[Supplied material]:
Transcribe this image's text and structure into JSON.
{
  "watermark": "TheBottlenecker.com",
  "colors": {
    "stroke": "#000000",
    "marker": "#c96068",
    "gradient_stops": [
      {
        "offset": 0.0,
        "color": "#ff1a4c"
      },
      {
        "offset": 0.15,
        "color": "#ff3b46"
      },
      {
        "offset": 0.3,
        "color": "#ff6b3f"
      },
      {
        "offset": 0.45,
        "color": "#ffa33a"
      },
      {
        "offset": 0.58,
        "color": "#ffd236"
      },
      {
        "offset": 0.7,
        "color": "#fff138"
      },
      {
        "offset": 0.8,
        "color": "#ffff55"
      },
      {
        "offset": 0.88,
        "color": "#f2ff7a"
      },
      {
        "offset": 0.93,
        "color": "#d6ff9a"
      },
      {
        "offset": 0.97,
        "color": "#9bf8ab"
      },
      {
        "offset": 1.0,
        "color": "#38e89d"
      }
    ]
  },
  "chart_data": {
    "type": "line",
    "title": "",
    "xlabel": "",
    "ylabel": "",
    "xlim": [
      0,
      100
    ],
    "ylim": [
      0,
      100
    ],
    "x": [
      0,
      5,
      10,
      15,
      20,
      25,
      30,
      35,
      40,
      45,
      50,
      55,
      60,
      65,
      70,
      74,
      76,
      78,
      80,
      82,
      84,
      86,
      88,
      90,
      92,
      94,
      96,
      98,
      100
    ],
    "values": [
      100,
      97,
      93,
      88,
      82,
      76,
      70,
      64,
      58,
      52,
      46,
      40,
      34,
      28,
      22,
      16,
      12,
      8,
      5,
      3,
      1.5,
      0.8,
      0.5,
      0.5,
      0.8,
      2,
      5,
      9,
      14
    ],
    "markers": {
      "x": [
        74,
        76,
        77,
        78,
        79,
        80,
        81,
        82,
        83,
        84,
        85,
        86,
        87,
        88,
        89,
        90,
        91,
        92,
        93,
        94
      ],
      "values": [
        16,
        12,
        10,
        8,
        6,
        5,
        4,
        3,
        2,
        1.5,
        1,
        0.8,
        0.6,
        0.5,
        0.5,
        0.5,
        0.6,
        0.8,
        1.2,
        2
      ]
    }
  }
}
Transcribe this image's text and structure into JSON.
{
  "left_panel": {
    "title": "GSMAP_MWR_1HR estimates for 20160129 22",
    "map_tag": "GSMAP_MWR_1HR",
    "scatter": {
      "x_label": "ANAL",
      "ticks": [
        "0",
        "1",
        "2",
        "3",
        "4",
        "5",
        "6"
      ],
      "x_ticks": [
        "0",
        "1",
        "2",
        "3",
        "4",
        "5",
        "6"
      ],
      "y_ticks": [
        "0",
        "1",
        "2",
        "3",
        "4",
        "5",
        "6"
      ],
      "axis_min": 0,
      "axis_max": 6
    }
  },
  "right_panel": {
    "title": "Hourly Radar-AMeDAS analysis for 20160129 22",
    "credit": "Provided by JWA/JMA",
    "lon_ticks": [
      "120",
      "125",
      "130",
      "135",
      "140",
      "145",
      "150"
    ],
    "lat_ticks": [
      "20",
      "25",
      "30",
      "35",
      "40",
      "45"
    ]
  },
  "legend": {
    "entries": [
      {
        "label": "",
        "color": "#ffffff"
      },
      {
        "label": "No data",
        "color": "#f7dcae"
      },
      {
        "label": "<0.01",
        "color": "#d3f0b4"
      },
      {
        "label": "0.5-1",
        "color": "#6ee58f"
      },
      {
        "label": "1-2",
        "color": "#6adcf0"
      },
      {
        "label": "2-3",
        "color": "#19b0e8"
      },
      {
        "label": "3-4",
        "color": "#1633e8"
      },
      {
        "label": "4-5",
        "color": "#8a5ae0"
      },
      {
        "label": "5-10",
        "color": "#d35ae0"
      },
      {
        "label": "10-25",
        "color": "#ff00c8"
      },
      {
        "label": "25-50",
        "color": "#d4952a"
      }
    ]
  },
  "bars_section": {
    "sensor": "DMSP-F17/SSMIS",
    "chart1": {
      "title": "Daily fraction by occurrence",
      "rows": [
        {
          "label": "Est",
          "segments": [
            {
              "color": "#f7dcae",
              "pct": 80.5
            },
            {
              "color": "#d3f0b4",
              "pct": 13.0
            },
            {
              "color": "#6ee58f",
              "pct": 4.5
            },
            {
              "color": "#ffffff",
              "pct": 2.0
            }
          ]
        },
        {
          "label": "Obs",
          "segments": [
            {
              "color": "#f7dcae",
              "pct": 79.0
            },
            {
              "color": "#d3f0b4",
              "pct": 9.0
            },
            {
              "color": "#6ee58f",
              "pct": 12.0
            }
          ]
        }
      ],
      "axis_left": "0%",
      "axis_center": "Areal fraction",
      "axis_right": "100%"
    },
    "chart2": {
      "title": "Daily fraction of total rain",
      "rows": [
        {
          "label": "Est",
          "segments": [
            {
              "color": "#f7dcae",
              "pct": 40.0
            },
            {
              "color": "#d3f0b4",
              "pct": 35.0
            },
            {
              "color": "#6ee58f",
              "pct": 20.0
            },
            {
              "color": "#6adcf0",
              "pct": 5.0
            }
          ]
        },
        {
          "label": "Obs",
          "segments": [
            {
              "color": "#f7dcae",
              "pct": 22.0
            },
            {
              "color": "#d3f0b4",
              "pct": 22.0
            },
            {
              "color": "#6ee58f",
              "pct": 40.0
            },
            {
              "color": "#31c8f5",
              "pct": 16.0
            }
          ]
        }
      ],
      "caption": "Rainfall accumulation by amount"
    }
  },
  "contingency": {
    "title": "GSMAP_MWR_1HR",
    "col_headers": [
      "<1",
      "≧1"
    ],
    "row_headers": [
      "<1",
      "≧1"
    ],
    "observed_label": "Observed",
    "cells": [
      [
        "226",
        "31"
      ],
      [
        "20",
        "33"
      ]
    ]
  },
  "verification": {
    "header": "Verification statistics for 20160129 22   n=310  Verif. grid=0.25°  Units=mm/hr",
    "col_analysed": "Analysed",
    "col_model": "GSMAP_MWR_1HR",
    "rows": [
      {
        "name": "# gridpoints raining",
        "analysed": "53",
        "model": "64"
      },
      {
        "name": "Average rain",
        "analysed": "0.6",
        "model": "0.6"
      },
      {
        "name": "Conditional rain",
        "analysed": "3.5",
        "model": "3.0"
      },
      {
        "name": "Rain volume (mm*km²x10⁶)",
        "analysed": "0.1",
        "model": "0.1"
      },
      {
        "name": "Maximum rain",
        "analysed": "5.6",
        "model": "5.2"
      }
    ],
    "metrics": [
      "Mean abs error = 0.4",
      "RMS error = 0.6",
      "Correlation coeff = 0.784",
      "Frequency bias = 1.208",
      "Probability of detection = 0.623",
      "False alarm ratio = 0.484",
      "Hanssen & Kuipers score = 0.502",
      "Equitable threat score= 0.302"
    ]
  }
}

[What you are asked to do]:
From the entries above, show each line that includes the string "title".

[Your response]:
    "title": "",
    "title": "GSMAP_MWR_1HR estimates for 20160129 22",
    "title": "Hourly Radar-AMeDAS analysis for 20160129 22",
      "title": "Daily fraction by occurrence",
      "title": "Daily fraction of total rain",
    "title": "GSMAP_MWR_1HR",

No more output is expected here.